Speaking of uphill, Dewey Peacock will be back at it this weekend, this time at the Mt. Sentinel Hill Climb starting at the University of Montana, Missoula. Sean Andrish will be at the Potomac Heritage 50k. This 50k starts and finishes near Washington DC. Michele Hartwig will be racing the tough and technical Ozark Trail 100 miler. Kevin Tilton will stick with cross country racing at the USATF NE 10k XC Championships this Sunday in Franklin Park, Boston, MA..
Wednesday, November 3, 2010
Busa Bushwack 10 mile trail race
This year’s race was pretty similar to last year’s event, with an additional guest. At the start, I managed to get by a runner with a Camelback on the road section prior to entering the singletrack. Jim Johnson and Eli Torgeson, who recently moved to New England, were right behind me. I led the first few miles, and then Eli took the lead on a long downhill section just after 3 miles. He led into the rolling middle miles, but noticeably slowed on a short steep hill somewhere around 4 miles. The course was well marked, but the leaf cover on the ground was quite thick, which made some of the hills difficult to climb and descend. Eli came up on my shoulder a few more times, but seemed content to stay behind with Jim. I knew the probability of out-kicking Jim was low, so there was no reason for me to back off the pace. We were moving right along during the second half of the race, but at one point were slowed by hikers and their dogs out on the trail. Eli seemed to be working pretty hard on the hills, but I wasn’t able to separate from him or Jim more than a few steps.

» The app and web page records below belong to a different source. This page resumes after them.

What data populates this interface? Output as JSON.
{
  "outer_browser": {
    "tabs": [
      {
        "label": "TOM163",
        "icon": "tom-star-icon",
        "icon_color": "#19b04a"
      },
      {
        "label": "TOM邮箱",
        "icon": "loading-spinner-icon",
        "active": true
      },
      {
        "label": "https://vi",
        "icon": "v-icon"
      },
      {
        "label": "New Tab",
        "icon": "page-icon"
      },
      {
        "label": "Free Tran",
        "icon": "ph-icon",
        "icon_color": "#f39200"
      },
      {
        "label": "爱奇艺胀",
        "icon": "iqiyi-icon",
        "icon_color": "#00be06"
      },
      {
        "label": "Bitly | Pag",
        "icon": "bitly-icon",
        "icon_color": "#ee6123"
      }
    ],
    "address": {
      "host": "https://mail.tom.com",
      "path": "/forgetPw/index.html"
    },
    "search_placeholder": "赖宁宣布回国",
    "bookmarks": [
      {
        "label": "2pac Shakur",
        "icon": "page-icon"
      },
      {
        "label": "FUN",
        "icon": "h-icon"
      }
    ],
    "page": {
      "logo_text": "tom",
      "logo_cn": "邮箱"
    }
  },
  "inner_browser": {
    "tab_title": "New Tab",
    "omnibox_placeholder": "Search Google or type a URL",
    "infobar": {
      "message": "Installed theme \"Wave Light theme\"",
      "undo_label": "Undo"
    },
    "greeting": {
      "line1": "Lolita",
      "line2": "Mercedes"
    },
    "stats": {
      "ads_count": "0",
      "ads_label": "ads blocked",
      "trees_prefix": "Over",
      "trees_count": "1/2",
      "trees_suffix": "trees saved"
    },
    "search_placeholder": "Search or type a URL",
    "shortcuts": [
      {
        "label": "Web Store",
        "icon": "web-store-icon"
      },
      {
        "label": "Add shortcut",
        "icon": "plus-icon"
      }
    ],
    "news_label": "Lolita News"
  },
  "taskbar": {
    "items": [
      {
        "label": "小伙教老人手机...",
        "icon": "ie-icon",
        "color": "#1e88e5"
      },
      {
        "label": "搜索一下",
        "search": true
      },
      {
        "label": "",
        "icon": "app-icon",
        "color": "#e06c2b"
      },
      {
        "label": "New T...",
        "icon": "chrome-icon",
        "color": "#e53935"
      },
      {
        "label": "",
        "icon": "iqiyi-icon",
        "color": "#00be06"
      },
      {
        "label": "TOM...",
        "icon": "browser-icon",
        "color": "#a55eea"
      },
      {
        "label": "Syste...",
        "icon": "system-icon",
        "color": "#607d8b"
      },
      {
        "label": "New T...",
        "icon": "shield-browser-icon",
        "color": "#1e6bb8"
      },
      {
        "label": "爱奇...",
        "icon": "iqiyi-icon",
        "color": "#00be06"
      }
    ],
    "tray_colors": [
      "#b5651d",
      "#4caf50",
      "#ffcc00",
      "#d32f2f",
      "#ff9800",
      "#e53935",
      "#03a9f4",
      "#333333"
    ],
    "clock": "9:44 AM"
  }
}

Eli started a strong surge at about 8.5 miles and built a slight lead quickly. After he paused at an intersection, we were all back together. Eli pushed again, and Jim went around me when a gap started to open up. Jim quickly caught and passed Eli on the last hill in the singletrack, and continued to pull away during the final mile on the roads. I couldn’t get my legs going on the road, and Eli put in one last surge towards the end to hold on to second. My hips were tight over the last couple of miles, and I think it was due to the occasional slipping on the leaves. I wore my 230’s, which felt better than the 212’s I wore last year, but I did have a few slips. I considered wearing my 285’s, but I wasn’t slipping on the leaves, I had good grip on the leaves, and the leaves were slipping. The lugs on the 285’s might not have helped. Oroc 280’s would have had better traction, but wouldn’t have been as fast as the 230’s on the easier miles. Eli’s shoes had a more aggressive tread than the 230’s, and he had a few near falls himself.
Jim won by about 20 seconds in 1:00:54, and I was 6 seconds behind Eli for third. Jim and I were a few seconds slower than last year, which is good considering the leaves, traffic, and a bit of wind at times. I blame my training partner, Kevin Gorman, for my lack of finishing speed, as we missed several workouts during the early fall due to his recent calf injury! It would have been nice to have stronger finish, but I’m happy with the time, which hopefully indicates I’m in similar shape to last fall.